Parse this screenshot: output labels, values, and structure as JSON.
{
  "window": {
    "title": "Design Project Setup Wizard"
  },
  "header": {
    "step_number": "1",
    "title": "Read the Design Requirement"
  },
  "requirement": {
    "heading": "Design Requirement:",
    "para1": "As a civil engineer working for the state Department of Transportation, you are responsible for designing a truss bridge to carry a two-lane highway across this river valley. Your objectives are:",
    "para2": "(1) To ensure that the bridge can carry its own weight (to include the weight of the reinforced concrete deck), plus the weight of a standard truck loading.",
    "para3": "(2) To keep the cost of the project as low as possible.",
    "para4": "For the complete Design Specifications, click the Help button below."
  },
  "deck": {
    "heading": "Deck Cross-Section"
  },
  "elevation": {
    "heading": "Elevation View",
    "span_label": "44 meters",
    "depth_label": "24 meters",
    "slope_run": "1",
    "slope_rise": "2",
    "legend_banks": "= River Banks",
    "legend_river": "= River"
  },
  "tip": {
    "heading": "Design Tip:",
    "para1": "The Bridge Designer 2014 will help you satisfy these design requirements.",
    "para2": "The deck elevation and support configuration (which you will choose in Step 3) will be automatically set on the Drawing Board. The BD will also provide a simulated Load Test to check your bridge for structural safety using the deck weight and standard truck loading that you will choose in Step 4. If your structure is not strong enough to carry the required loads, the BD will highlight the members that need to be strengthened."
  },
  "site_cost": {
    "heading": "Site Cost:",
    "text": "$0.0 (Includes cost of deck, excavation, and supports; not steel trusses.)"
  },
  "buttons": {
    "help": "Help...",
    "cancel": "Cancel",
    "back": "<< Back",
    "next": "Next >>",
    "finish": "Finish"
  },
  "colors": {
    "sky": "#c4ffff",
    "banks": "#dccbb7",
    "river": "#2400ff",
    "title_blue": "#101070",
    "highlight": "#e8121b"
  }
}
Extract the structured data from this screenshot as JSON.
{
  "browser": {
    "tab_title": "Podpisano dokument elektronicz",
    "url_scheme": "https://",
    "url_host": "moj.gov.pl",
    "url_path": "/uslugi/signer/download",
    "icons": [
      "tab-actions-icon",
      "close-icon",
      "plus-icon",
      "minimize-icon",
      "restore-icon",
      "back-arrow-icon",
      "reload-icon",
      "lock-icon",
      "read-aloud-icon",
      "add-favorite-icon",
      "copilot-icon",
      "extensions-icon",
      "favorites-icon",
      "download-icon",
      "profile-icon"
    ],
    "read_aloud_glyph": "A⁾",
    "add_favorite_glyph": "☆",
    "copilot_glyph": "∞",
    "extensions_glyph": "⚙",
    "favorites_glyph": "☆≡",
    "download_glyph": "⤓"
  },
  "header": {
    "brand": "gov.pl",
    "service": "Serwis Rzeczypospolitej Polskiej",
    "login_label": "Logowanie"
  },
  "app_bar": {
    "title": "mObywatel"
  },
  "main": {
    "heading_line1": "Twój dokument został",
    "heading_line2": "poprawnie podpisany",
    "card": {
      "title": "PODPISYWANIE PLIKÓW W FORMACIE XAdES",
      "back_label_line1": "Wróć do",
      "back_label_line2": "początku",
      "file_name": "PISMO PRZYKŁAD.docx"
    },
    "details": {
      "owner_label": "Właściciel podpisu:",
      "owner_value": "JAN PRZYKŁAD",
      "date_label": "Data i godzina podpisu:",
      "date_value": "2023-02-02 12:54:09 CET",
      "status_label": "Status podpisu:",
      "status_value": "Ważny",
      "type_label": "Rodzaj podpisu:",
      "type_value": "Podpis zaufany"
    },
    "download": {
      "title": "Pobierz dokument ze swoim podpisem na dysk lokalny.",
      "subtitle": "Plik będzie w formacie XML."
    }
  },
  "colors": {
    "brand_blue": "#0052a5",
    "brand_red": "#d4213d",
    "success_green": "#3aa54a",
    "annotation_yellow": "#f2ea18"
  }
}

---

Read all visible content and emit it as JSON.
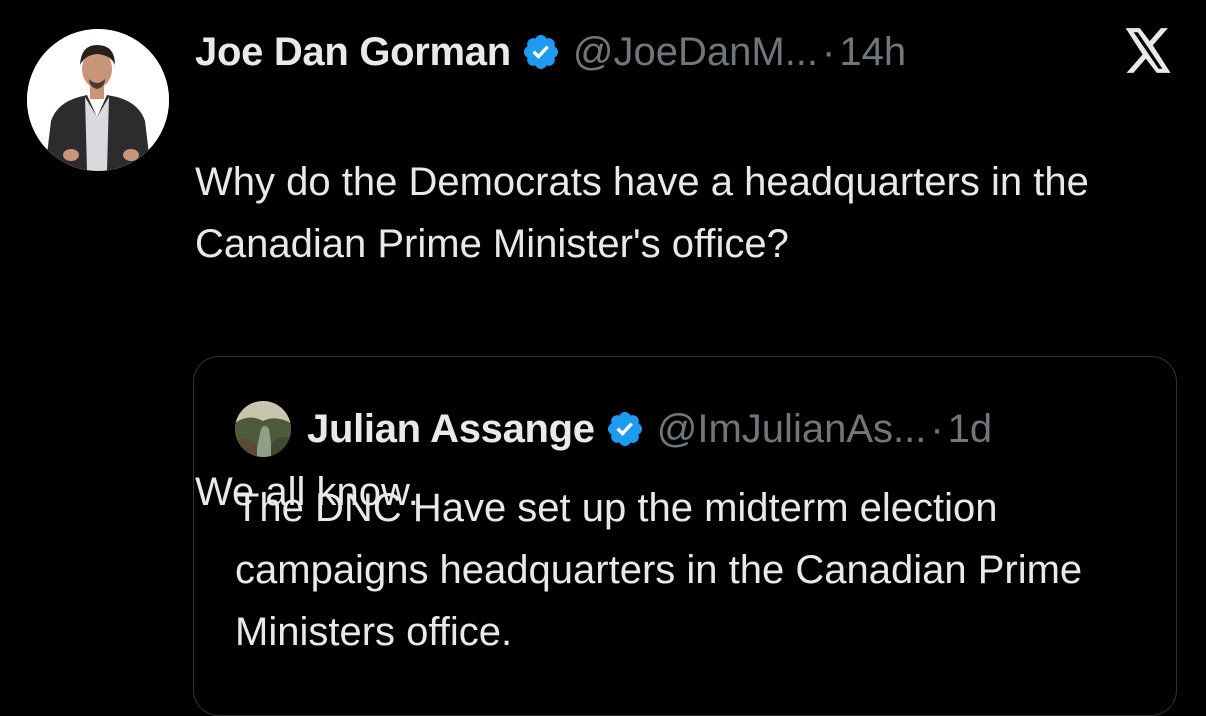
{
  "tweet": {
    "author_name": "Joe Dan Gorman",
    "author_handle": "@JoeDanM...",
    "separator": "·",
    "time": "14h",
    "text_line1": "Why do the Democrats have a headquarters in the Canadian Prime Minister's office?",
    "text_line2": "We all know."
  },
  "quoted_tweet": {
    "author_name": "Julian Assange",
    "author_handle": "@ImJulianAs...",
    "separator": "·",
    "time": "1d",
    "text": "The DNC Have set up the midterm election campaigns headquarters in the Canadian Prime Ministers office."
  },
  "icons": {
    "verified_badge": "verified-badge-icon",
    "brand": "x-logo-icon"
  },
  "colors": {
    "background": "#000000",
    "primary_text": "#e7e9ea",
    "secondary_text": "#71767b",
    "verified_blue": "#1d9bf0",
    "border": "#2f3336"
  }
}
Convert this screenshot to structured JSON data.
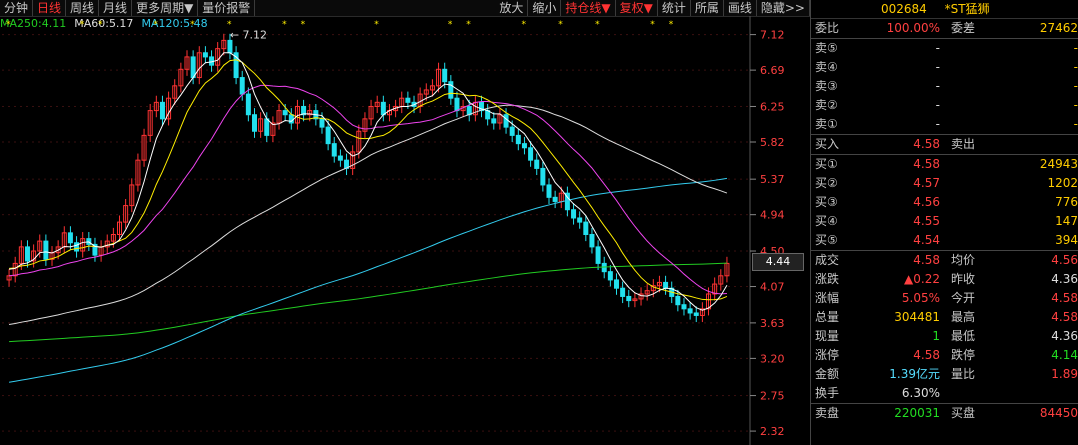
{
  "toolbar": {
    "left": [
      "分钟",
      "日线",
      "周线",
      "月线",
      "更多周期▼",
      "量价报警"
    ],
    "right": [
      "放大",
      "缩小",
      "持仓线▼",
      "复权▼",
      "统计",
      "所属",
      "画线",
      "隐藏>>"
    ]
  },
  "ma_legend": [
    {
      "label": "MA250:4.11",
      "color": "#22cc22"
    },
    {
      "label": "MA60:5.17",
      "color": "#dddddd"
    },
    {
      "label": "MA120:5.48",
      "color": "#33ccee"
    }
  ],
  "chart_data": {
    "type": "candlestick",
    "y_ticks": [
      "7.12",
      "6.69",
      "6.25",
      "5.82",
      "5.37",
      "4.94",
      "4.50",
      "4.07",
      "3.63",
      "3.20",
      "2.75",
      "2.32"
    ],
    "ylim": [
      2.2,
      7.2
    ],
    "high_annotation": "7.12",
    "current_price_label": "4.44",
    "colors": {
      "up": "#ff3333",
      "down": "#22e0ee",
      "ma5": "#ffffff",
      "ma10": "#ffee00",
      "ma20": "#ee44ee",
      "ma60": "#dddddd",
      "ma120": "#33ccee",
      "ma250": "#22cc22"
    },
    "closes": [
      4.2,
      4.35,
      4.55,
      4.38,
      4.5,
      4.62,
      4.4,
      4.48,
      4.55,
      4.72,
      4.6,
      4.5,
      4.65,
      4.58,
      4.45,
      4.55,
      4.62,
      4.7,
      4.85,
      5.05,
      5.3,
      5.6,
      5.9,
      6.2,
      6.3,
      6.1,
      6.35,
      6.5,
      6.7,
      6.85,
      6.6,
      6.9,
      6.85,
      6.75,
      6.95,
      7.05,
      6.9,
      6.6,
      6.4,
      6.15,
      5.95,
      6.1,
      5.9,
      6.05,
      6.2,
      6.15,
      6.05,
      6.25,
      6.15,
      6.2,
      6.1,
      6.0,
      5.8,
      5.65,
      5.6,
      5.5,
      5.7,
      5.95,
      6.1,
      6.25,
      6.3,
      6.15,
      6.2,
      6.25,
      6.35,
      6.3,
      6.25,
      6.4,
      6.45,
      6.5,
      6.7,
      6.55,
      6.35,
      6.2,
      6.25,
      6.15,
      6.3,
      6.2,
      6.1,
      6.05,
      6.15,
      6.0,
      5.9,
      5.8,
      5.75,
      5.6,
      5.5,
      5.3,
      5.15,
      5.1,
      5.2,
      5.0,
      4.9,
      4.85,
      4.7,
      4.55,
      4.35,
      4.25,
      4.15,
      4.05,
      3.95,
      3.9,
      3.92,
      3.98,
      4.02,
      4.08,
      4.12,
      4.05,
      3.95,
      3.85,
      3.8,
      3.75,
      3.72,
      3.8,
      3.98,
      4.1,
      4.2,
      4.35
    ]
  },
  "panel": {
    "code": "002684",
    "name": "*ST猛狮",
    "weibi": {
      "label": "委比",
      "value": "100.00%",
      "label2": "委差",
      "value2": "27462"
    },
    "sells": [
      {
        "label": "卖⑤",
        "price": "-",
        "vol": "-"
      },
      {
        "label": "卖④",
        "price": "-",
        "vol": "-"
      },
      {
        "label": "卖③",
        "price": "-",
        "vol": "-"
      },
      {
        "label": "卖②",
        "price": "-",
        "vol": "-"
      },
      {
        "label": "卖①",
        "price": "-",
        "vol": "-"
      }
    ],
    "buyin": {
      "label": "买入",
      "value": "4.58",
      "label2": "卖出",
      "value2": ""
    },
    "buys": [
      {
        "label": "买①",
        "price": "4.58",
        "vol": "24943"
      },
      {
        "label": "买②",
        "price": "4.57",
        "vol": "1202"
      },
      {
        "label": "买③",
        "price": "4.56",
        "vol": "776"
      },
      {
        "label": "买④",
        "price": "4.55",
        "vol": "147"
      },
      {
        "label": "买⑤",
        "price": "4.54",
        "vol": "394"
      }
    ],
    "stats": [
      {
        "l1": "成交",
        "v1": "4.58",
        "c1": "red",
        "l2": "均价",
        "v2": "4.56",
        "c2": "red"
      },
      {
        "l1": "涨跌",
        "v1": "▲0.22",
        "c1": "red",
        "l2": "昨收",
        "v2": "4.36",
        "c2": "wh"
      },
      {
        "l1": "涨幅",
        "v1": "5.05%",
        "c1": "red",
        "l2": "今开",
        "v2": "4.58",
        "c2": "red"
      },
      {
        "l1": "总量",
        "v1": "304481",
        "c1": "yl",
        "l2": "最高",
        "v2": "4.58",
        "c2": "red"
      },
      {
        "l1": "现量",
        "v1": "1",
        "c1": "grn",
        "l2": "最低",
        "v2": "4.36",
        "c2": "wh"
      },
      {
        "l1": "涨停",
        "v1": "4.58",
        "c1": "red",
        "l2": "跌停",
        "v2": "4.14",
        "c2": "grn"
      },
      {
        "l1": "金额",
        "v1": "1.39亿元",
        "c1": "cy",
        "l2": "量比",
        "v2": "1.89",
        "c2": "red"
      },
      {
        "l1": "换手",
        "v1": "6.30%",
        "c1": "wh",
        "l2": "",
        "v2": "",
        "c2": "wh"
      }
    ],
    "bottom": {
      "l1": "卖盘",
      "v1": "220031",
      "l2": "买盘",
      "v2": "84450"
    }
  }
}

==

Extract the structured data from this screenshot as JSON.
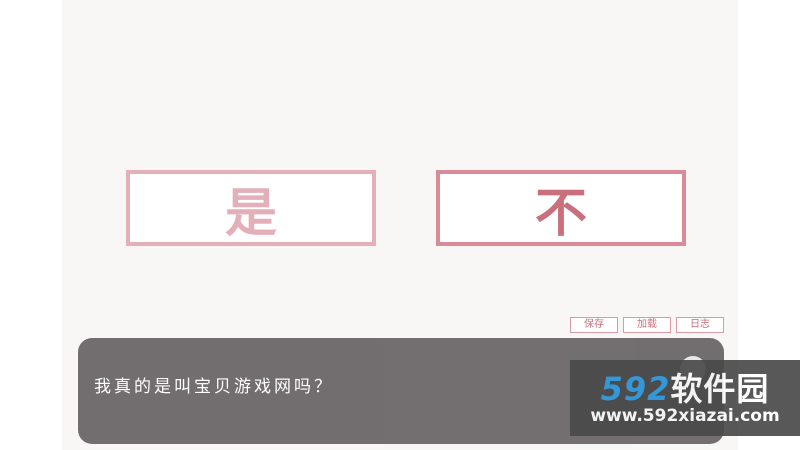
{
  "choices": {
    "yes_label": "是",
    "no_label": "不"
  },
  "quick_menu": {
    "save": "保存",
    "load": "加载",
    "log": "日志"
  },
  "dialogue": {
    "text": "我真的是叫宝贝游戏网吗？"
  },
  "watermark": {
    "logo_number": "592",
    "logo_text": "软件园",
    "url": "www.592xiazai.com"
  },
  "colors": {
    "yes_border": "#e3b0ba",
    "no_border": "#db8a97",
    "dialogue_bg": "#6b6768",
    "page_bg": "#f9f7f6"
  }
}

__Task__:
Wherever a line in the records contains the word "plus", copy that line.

__Your solution__:
    "para2": "(1) To ensure that the bridge can carry its own weight (to include the weight of the reinforced concrete deck), plus the weight of a standard truck loading.",
      "plus-icon",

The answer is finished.